▸ TASK OBJECTIVE: In the records below, find each line holding the word "data" and copy it.
>>>
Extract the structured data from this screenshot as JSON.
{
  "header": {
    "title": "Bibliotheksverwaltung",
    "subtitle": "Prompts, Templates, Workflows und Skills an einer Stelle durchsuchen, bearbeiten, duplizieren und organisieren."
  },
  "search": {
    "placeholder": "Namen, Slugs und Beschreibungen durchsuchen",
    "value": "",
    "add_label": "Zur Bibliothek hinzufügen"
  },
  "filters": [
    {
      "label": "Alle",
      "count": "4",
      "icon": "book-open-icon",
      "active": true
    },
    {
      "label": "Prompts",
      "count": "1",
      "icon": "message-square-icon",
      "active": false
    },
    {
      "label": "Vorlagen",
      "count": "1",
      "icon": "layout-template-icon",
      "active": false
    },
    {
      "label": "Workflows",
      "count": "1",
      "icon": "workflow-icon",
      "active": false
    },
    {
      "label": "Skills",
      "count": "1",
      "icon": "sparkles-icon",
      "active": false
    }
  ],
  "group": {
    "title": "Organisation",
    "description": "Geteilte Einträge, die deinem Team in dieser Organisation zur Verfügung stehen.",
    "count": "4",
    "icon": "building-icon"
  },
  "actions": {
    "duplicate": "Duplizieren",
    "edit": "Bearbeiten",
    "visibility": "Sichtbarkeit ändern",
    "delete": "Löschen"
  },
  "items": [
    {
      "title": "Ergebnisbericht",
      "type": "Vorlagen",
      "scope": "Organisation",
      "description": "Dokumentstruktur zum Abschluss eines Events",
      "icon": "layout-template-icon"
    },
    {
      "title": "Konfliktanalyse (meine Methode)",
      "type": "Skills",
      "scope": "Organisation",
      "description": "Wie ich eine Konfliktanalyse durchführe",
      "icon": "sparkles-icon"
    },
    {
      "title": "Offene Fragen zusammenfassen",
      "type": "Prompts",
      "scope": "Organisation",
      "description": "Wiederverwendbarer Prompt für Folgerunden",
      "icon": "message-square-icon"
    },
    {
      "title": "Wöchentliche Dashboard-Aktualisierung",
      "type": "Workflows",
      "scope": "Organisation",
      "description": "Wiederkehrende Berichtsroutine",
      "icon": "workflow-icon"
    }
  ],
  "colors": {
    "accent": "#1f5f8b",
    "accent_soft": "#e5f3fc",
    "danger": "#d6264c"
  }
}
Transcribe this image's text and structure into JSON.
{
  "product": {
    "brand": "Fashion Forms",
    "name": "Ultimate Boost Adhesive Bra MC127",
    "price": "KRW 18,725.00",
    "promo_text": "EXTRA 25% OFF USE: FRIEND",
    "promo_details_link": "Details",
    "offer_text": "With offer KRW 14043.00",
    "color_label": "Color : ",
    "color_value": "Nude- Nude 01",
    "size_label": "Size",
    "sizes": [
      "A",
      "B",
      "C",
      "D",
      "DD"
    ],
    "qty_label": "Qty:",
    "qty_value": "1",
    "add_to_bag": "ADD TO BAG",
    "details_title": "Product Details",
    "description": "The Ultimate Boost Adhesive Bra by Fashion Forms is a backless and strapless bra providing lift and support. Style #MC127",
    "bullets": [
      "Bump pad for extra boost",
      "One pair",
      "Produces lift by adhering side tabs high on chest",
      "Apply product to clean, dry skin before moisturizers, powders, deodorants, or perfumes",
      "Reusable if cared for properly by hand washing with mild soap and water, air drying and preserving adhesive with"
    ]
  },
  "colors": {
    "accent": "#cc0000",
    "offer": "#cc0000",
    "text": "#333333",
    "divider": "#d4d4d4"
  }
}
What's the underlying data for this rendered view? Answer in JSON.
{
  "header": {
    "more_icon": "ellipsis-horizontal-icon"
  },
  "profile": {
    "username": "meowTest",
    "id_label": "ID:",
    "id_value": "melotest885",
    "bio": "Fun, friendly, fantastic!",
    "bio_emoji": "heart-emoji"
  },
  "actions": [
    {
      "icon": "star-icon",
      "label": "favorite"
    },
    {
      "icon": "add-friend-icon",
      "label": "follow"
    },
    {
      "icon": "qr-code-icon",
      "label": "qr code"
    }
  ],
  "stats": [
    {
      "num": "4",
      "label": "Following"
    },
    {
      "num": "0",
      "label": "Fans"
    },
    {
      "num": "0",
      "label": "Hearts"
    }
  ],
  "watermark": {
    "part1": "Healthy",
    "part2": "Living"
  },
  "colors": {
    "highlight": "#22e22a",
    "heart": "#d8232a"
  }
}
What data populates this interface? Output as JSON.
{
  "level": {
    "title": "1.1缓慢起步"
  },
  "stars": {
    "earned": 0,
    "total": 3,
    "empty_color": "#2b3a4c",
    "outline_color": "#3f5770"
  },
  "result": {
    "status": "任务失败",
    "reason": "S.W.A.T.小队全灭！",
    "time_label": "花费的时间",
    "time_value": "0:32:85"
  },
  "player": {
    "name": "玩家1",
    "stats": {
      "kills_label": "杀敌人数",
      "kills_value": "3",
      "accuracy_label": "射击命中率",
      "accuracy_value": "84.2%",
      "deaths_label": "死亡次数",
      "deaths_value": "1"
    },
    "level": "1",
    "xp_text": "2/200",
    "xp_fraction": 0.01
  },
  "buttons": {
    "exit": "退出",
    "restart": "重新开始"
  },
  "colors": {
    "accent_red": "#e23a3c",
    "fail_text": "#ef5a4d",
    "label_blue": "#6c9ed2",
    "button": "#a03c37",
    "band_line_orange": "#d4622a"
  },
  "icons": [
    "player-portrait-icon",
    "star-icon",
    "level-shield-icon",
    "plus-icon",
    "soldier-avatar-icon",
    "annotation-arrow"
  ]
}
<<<
▸ ANSWER TO THE EXERCISE:
Extract the structured data from this screenshot as JSON.
What's the underlying data for this rendered view? Answer in JSON.
What data populates this interface? Output as JSON.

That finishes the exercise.